The new framework — the System of Environmental-Economic Accounting—Ecosystem Accounting (SEEA EA) — was adopted by the UN Statistical Commission and marks a major step forward that goes beyond the commonly used statistic of gross domestic product (GDP) that has dominated economic reporting since the end of World War II. This measure would ensure that natural capital—forests, wetlands and other ecosystems—are recognized in economic reporting.
Experts emphasize that while a statistic such as GDP does a good job of showing the value of goods and services exchanged in markets, it does not reflect the dependency of the economy on nature, nor its impacts on nature, such as the deterioration of water quality or the loss of a forest.
UN Secretary-General António Guterres welcomed the adoption of the new economic and environmental framework. “This is a historic step forward towards transforming how we view and value nature. We will no longer be heedlessly allowing environmental destruction and degradation to be considered economic progress.”
The new framework can also underpin decision-making at two crucial conferences later this year—COP15 on Biodiversity in Kunming and the Glasgow Climate Conference, COP 26.
According to a new UNEP report, “Making Peace with Nature,” the global economy has grown nearly fivefold over the last 50 years, largely due to a tripling in extraction of natural resources and energy that has fuelled growth in production and consumption. Over the same time, the world population has increased by a factor of two, to 7.8 billion people, and though on average prosperity has also doubled, about 1.3 billion people still live in poverty and some 700 million are hungry.
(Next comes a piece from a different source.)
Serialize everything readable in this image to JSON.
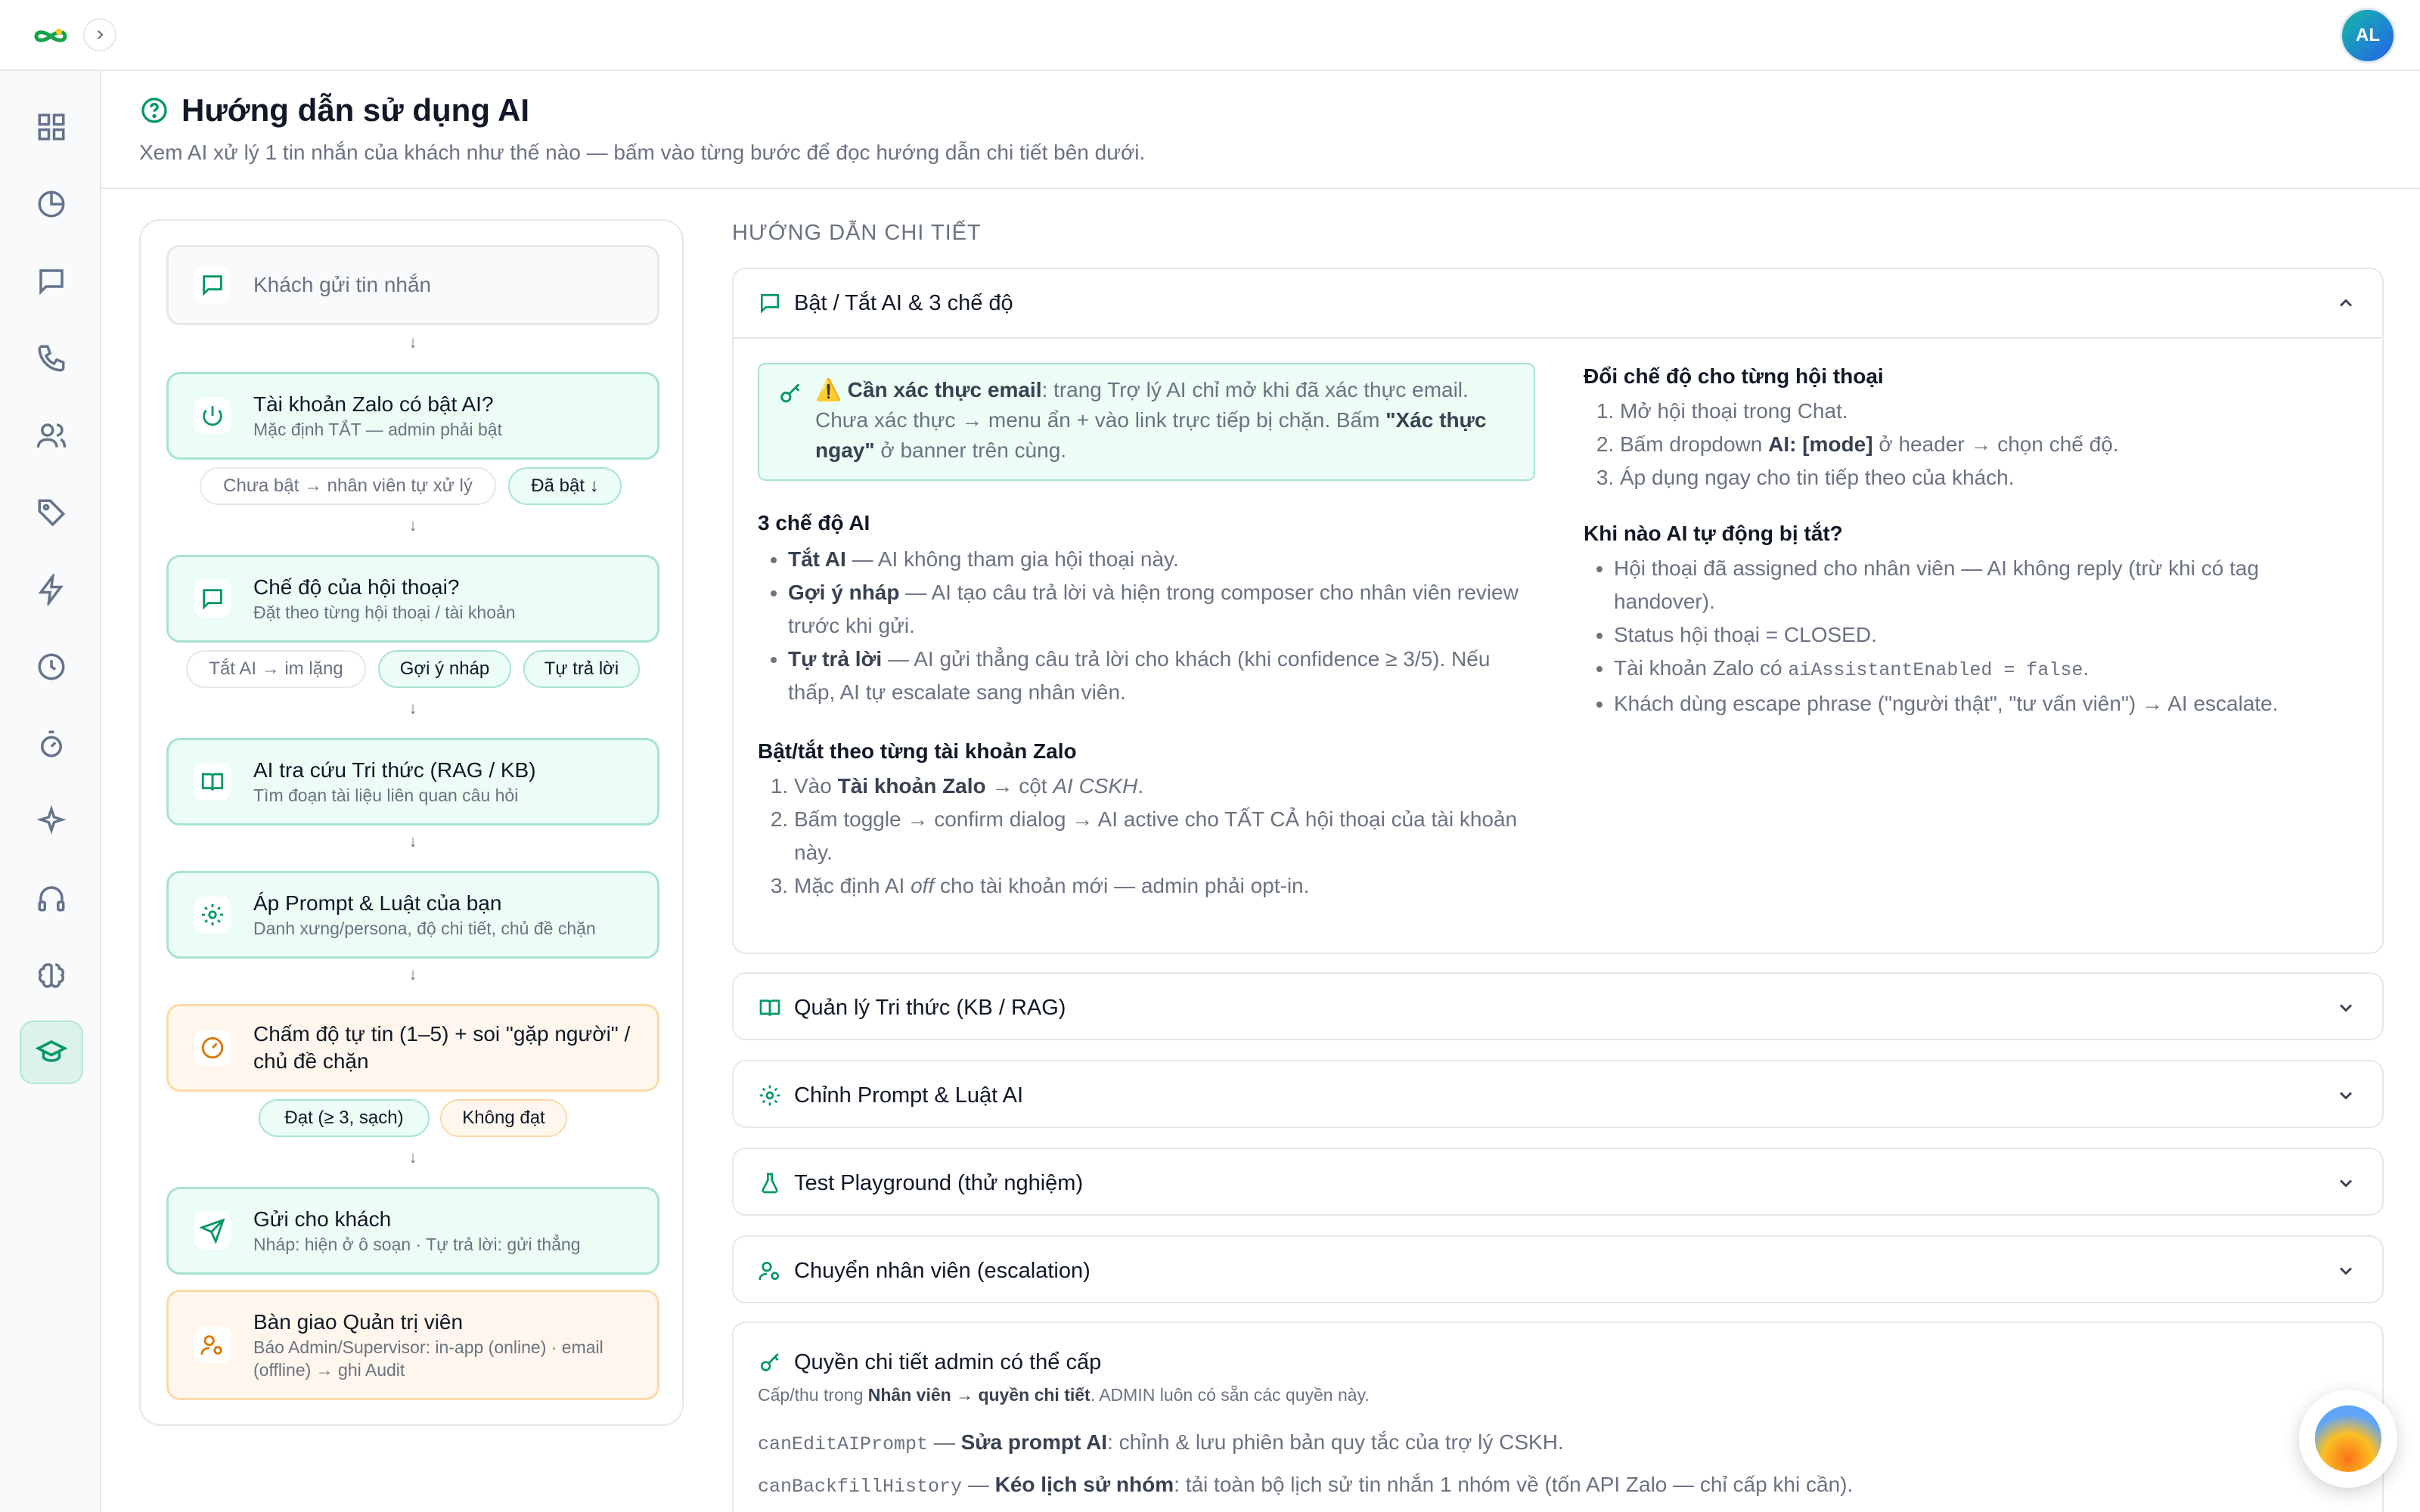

“This is a major step forward,” said Inger Andersen, UNEP Executive Director. “The new framework can be a game changer in decision-making. By highlighting the contribution of nature, we now have a tool that allows us to properly view and value nature. It can help us bring about a rapid and lasting shift toward sustainability for both people and the environment.”
The new framework recognizes that ecosystems deliver important services that generate benefits for people. In essence, they are assets to be maintained, similar to economic assets. For example, forests play a role in providing communities with clean water, serving as natural water filters with trees, plants and other characteristics, such as soil depth, that help absorb nutrient pollution like nitrogen and phosphorous before it can ﬂow into streams, rivers and lakes.
More than 34 countries are compiling ecosystem accounts on an experimental basis. With the adoption of the new accounting recommendations, many more countries are expected to begin implementing the system, though a significant number of countries will require assistance and additional resources for statistical data collection.
Information on the new framework can be found here.